This is an article from the fall 2019 issue of LSA Magazine. Read more stories from the magazine.
It’s hard to imagine what kind of profound and transformative thoughts you would have access to if you attended all of the first-year performances and programming at the Shed, a new art space in New York’s tony Hudson Yards neighborhood.
The list of events is impressive, and it’s long. The space opened in April with “Soundtrack of America,” a performance directed by film director Steve McQueen celebrating African American music. After that came “Norma Jeane Baker of Troy,” a new dramatic work by former U-M professor Anne Carson. Later still was “Art and Disobedience with Boots Riley,” who directed last summer’s indie film Sorry to Bother You.
The Shed defines itself as a multidisciplinary art and performance space, with a heavy stress on the “multi.” The work there is multimedia, multigenre, multifaceted. One of the Shed’s spring exhibitions is a collaboration between visual artist Gerhard Richter and composers Steve Reich and Arvo Pärt that includes still images, choral singers, animation, and live instrumental music. A Björk concert features the Icelandic artist’s signature extravagant visual effects. Dragon Spring Phoenix Rise, a kung fu musical about twins who discover the power to extend life, opened over the summer.
Alumnus Justin Wong (A.B. ’16), who has worked at the Shed since before it opened, says the space’s meteoric opening and ambitious and intensely collaborative programming differentiate it from other cultural landmarks in the city.
“I grew up coming to these storied art institutions,” says Wong, who was raised on Long Island. “I grew up with the Metropolitan Opera and Lincoln Center and the Whitney Museum of American Art. You walk into them with this sense of history. You know what they do and you know that they arrived a long, long time ago. The Shed turns all of that on its head. It comes with the same gravitas, but it’s entirely new.”
The dexterity of the Shed’s programming is mirrored in its architecture.
The most visibly striking part of the Shed is its husk — an eight-million-pound shell that can move back and forth based on what’s happening in the space. An architectural and engineering attraction in its own right, the shell moves thanks to six steel “bogies” — basically giant six-foot-tall wheels — powered by six 15-horsepower engines.

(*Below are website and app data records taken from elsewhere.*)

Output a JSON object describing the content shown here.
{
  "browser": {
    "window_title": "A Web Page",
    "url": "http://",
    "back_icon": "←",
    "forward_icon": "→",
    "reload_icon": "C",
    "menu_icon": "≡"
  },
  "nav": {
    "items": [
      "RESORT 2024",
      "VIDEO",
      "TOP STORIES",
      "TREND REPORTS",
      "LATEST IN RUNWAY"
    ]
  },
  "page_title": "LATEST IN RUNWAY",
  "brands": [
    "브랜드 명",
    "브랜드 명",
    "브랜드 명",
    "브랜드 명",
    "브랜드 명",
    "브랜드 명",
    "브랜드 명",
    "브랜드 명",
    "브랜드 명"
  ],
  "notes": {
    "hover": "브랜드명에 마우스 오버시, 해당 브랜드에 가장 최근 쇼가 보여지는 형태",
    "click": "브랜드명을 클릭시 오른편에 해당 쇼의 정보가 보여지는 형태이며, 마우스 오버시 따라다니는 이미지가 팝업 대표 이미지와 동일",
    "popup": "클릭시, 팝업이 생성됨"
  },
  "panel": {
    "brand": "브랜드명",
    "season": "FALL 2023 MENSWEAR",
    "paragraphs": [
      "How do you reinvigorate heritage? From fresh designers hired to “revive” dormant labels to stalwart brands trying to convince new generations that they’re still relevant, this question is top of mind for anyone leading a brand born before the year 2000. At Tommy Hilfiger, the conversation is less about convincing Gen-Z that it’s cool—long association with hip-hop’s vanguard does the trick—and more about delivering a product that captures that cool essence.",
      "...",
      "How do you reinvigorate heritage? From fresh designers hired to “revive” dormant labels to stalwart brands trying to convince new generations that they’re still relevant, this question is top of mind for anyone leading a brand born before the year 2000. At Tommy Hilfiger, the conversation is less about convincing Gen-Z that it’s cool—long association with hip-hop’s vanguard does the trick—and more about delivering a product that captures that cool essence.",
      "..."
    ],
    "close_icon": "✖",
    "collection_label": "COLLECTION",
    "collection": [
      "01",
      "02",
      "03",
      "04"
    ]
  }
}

The outer shell of the Shed, in New York’s Hudson Yards neighborhood, weighs eight million pounds and moves on six-foot-tall bogie wheels, expanding or contracting based on the needs of the art space. LSA alumnus Justin Wong began working at the Shed the year before it opened, when it was “just a skeleton with no escalator.”
For large events, the shell moves out to create an enclosed space for concerts and performances. On other days, it’s retracted to create a walking and sitting space for pedestrians.
Wong was able to witness the construction of the place from the outside — and inside.
“I started working here in July 2018,” Wong says. “Back then it was just a skeleton with no escalator. Now it’s a real building, and it’s entirely new. I’ve never been a part of anything like it.”
Fuel for Life
Wong had trouble deciding on a major at U-M — a lot of trouble. So much trouble that he switched majors ten times in his first three semesters.
Eventually, though, he landed on a double major, studying history of art and Chinese language. His studies, along with a transformative internship at U-M’s University Musical Society, became an engine that has powered his career since school.
“It’s not necessarily the material. It’s not about sixteenth-century German furniture,” Wong says. “It’s about the amount of detail you have to pay attention to, as far as art history. It’s not just the content of the painting that you’re looking at, it’s all the way down to the type of wood on the frame — all of those details are important. Learning to pay close attention, to think and write critically, those are the only reasons that I can do what I’m doing today.
“And Chinese has opened so many doors,” Wong continues. “Having more than a single way to think about things really makes the world more malleable.”
After school, Wong landed two part-time internships: one at the Ghostly International record label, started by fellow LSA history of art alum Sam Valenti IV (A.B. ’02), and one at the Williamsburg music venue National Sawdust. He eventually was offered a full-time position at National Sawdust, and from there moved to the Shed.
At the Shed, Wong does everything from greeting esteemed guests at the front door to ensuring that performances, fundraising events, and high-level meetings are planned and executed perfectly.
“My team makes sure that the ship keeps running,” Wong says. “Every day and every project is different. I just have to be there and make myself available to get done whatever needs to get done that day.”
Wong says the job challenges him in ways he wasn’t expecting in terms of the kind of work that he ends up doing, the people he ends up connecting with, and the amount of effort it takes to make a home for the Shed’s raft of challenging, complicated art pieces.
“We worked so hard to get ready for the opening, and it felt like we were getting close to the finish line, but really it was the starting line,” Wong says with a laugh. “It’s going to be a big year.”